Would you return every line of the listing below that has "name" in it?

Records provided below:

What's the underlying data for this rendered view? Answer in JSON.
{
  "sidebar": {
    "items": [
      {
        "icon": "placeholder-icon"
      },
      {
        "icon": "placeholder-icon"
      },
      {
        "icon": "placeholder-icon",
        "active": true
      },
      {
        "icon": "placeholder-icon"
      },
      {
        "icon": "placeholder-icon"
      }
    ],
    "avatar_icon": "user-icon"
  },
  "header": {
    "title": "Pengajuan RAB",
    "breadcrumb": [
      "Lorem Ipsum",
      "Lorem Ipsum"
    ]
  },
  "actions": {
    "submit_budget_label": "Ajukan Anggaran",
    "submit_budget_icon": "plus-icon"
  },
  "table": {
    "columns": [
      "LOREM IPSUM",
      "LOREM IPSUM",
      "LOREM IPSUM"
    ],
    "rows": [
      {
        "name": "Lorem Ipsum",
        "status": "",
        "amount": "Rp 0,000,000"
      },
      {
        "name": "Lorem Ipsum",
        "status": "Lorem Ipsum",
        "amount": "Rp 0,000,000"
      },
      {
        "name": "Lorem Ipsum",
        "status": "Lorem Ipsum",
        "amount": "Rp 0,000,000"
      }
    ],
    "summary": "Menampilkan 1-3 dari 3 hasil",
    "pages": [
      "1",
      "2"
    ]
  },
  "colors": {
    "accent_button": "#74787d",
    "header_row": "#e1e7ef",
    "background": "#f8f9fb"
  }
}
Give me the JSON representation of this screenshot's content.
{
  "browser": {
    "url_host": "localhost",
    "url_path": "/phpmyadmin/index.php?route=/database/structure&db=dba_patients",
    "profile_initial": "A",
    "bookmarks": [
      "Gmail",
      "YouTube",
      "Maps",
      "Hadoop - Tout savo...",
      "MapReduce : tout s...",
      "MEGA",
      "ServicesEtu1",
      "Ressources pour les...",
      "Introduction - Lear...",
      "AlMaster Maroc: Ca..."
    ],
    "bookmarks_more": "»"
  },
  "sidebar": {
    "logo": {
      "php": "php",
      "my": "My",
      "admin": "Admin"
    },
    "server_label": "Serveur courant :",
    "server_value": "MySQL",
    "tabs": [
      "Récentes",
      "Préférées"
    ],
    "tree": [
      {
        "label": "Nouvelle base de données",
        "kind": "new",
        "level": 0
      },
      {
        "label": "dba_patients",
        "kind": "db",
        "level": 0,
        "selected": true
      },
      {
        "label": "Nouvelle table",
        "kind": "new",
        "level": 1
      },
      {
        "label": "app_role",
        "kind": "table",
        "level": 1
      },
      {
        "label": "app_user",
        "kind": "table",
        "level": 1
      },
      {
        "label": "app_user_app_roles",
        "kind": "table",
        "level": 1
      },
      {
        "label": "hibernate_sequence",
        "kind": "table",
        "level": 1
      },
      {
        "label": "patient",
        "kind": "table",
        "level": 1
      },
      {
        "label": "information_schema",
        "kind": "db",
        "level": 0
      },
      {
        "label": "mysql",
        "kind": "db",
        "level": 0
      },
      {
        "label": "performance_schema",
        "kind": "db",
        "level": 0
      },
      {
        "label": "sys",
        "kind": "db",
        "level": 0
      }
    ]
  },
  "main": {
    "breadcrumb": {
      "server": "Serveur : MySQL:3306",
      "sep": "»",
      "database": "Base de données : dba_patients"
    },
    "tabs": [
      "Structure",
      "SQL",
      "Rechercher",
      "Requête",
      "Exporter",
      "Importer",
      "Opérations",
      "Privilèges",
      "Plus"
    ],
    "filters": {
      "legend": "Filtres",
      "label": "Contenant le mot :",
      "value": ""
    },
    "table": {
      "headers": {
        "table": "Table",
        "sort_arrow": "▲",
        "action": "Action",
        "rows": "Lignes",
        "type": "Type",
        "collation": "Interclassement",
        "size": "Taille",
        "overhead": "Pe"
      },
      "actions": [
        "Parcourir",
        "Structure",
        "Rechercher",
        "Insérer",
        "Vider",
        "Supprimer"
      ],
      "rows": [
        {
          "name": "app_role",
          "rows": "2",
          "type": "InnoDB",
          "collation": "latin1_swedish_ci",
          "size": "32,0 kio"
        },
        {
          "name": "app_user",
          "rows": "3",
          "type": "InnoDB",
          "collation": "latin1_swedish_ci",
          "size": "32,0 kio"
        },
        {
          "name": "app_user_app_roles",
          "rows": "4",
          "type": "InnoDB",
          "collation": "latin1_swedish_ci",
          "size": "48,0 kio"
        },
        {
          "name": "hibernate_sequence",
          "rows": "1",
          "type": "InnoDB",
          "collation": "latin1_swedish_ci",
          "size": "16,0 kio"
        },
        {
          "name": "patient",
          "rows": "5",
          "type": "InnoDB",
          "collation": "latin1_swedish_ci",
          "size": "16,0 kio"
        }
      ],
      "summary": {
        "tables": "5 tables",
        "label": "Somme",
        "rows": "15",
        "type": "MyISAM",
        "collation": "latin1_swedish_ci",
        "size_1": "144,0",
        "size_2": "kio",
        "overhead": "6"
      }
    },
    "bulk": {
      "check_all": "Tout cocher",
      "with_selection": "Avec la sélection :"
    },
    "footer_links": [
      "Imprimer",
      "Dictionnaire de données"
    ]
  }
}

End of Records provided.

- Response to this exercise -
        "name": "Lorem Ipsum",
        "name": "Lorem Ipsum",
        "name": "Lorem Ipsum",
          "name": "app_role",
          "name": "app_user",
          "name": "app_user_app_roles",
          "name": "hibernate_sequence",
          "name": "patient",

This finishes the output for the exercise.